**Your instructions**
Output every record exactly and leave each picture out.

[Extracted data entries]
BEGIN
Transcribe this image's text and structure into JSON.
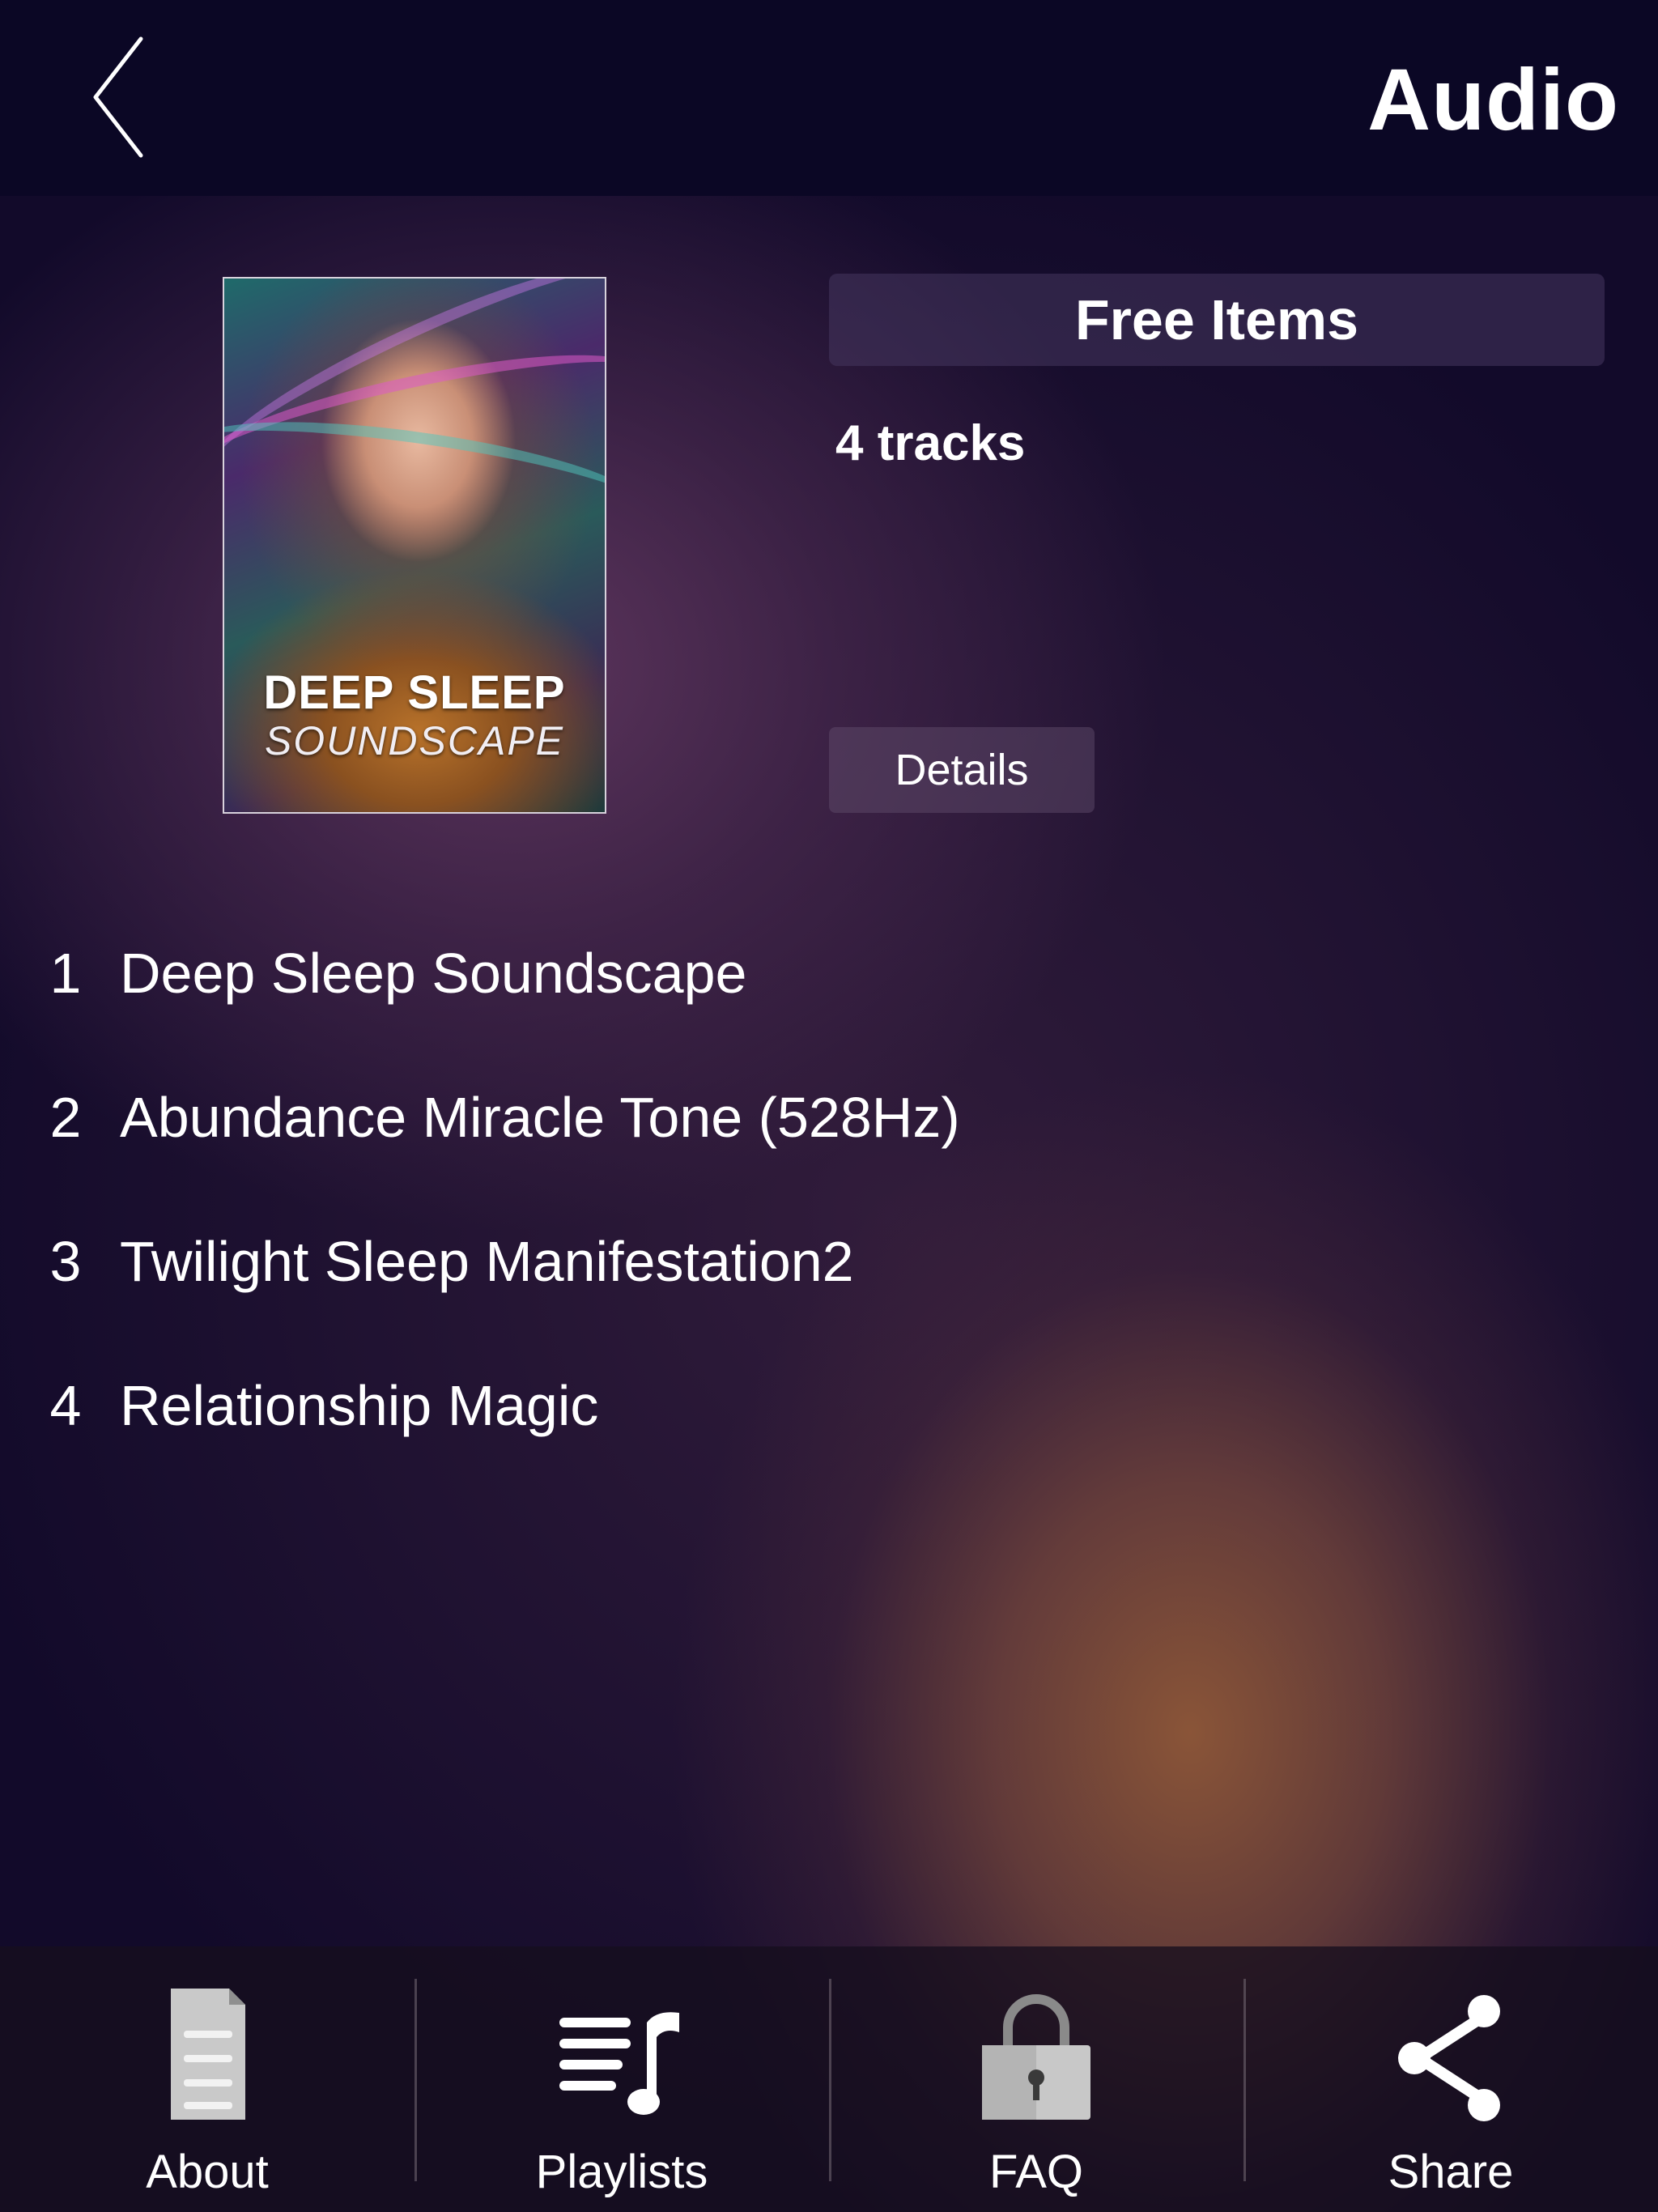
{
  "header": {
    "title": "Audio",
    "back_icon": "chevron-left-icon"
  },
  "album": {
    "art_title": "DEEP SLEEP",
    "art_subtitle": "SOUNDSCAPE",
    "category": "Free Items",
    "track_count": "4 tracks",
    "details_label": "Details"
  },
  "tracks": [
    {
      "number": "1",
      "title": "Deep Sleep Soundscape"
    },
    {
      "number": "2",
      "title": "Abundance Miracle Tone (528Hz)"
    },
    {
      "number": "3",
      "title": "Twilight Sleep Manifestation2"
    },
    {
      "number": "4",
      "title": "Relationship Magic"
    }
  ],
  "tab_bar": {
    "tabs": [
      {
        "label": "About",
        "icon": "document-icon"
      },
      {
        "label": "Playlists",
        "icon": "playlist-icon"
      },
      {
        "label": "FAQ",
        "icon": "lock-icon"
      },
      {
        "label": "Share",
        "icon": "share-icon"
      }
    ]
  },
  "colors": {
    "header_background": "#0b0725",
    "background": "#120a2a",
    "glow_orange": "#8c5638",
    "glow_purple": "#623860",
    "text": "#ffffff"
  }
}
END
**Exercise answer**
Transcribe this image's text and structure into JSON.
{
  "header": {
    "title": "Audio",
    "back_icon": "chevron-left-icon"
  },
  "album": {
    "art_title": "DEEP SLEEP",
    "art_subtitle": "SOUNDSCAPE",
    "category": "Free Items",
    "track_count": "4 tracks",
    "details_label": "Details"
  },
  "tracks": [
    {
      "number": "1",
      "title": "Deep Sleep Soundscape"
    },
    {
      "number": "2",
      "title": "Abundance Miracle Tone (528Hz)"
    },
    {
      "number": "3",
      "title": "Twilight Sleep Manifestation2"
    },
    {
      "number": "4",
      "title": "Relationship Magic"
    }
  ],
  "tab_bar": {
    "tabs": [
      {
        "label": "About",
        "icon": "document-icon"
      },
      {
        "label": "Playlists",
        "icon": "playlist-icon"
      },
      {
        "label": "FAQ",
        "icon": "lock-icon"
      },
      {
        "label": "Share",
        "icon": "share-icon"
      }
    ]
  },
  "colors": {
    "header_background": "#0b0725",
    "background": "#120a2a",
    "glow_orange": "#8c5638",
    "glow_purple": "#623860",
    "text": "#ffffff"
  }
}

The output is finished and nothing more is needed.